**WORK INSTRUCTION:**
Locate every line in the material below that has the word "biar". Copy each of those lines.

**RECORDS FOR PROCESSING:**
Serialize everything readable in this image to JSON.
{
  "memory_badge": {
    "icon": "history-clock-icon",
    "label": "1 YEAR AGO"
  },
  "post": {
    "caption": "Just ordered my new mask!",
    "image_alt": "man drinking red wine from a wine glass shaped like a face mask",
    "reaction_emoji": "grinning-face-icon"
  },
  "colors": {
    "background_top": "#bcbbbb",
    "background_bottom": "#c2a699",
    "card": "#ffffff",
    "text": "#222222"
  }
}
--
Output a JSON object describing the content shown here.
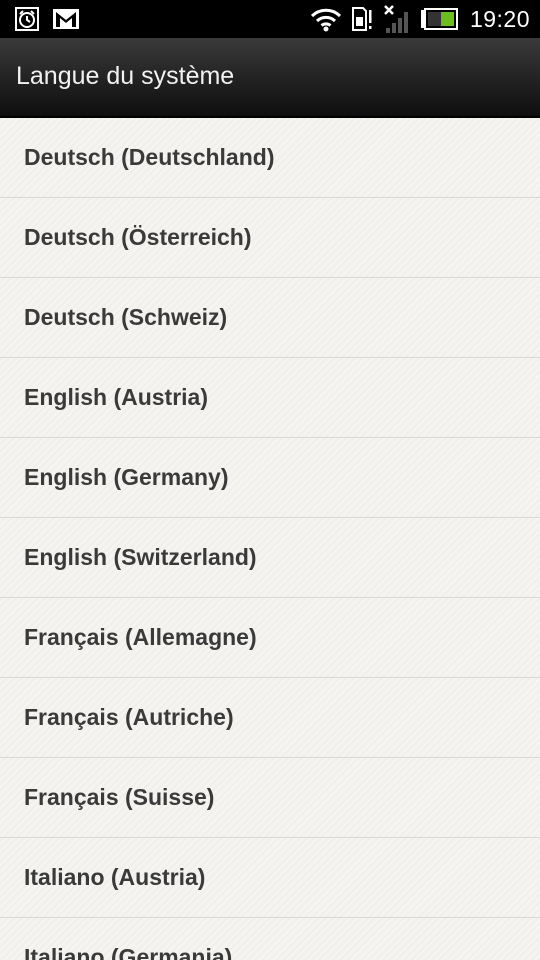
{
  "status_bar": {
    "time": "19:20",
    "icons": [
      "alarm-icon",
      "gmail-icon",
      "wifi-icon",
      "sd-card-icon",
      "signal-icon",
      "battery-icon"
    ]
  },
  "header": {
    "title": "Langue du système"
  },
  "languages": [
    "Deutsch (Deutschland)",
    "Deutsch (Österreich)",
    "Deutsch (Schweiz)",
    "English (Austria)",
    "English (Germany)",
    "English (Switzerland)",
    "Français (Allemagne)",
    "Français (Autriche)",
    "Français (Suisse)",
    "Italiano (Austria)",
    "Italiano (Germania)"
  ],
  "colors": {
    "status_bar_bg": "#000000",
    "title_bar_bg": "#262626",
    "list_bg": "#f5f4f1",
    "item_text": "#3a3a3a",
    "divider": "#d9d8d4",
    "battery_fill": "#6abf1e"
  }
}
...
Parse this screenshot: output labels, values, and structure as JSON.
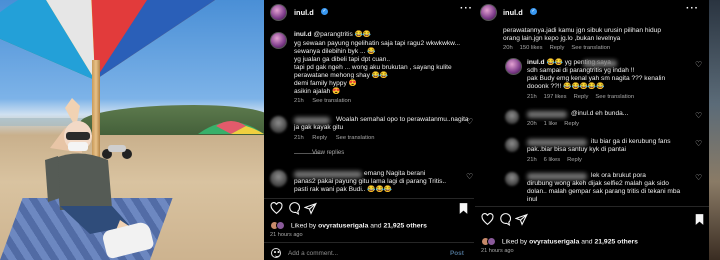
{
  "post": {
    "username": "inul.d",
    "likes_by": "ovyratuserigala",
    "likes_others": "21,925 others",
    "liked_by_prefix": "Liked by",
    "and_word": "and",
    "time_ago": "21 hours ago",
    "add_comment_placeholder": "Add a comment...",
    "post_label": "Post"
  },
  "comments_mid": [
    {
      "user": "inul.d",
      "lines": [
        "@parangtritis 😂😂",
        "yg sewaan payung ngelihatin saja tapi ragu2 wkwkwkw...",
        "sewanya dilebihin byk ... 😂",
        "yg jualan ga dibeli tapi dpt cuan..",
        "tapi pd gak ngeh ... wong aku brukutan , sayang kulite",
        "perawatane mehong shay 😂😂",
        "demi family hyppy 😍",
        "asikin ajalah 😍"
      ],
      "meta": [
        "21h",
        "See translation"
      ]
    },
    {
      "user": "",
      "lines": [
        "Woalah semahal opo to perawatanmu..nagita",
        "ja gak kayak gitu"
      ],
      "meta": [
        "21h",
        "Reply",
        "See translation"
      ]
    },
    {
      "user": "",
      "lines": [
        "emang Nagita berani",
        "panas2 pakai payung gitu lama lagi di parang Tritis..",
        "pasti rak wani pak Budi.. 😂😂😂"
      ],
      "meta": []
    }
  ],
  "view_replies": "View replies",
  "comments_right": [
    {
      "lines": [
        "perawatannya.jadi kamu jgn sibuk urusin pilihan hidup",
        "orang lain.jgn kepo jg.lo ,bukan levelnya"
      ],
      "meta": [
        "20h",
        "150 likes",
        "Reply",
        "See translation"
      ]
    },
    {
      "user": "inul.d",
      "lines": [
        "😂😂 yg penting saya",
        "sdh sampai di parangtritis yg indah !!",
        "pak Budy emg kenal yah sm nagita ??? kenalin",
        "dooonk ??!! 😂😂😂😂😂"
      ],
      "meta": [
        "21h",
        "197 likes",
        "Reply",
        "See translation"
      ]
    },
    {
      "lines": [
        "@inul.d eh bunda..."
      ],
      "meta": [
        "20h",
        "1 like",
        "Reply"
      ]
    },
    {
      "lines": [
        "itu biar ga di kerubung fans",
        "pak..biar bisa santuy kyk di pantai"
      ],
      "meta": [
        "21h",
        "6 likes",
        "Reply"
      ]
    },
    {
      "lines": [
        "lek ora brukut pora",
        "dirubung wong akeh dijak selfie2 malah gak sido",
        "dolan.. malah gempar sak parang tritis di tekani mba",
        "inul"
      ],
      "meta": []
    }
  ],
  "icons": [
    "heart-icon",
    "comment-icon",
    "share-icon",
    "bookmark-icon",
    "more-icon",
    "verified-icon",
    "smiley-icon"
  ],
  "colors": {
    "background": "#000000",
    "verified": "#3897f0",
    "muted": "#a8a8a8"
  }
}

**EXERCISE RESPONSE:**
        "itu biar ga di kerubung fans",
        "pak..biar bisa santuy kyk di pantai"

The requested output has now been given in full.